■ **SOURCE DATA**:

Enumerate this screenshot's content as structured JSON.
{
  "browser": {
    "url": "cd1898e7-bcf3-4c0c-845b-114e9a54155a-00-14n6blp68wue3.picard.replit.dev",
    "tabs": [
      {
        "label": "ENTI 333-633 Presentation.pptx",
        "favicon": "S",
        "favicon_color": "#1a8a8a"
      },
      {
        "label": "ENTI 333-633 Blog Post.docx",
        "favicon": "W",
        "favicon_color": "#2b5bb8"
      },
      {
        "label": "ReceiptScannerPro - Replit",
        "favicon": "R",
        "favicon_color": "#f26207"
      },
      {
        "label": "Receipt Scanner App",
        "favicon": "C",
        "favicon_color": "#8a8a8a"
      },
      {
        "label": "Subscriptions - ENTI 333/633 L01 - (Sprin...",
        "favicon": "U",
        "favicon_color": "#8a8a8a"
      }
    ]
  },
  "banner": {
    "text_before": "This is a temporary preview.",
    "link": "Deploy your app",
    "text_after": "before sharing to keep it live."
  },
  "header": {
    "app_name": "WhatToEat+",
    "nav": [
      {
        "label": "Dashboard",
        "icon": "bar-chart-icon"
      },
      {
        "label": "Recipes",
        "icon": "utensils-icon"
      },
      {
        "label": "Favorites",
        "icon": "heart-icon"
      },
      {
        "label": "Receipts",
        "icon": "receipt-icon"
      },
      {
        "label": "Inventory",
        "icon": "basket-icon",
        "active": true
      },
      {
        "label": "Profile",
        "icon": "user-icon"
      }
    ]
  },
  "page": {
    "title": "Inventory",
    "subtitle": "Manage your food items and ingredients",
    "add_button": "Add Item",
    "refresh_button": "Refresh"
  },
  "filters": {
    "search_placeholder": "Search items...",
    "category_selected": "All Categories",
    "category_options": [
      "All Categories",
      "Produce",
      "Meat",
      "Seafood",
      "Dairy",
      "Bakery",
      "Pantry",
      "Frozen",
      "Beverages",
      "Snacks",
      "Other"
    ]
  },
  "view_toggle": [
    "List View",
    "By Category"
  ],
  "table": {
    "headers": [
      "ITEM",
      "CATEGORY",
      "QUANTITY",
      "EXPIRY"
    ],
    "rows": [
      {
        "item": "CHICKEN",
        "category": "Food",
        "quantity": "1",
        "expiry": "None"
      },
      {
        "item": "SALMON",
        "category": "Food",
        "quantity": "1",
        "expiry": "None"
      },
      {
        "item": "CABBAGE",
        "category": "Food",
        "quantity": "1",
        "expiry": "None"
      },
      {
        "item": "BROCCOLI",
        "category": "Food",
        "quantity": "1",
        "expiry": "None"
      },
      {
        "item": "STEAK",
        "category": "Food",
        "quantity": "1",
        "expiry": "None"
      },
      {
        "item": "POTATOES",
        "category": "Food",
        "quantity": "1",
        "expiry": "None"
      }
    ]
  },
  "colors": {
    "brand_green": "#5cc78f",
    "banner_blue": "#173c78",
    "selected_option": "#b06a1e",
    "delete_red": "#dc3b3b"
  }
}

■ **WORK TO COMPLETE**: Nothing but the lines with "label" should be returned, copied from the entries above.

■ **ANSWER BOX**:
        "label": "ENTI 333-633 Presentation.pptx",
        "label": "ENTI 333-633 Blog Post.docx",
        "label": "ReceiptScannerPro - Replit",
        "label": "Receipt Scanner App",
        "label": "Subscriptions - ENTI 333/633 L01 - (Sprin...",
        "label": "Dashboard",
        "label": "Recipes",
        "label": "Favorites",
        "label": "Receipts",
        "label": "Inventory",
        "label": "Profile",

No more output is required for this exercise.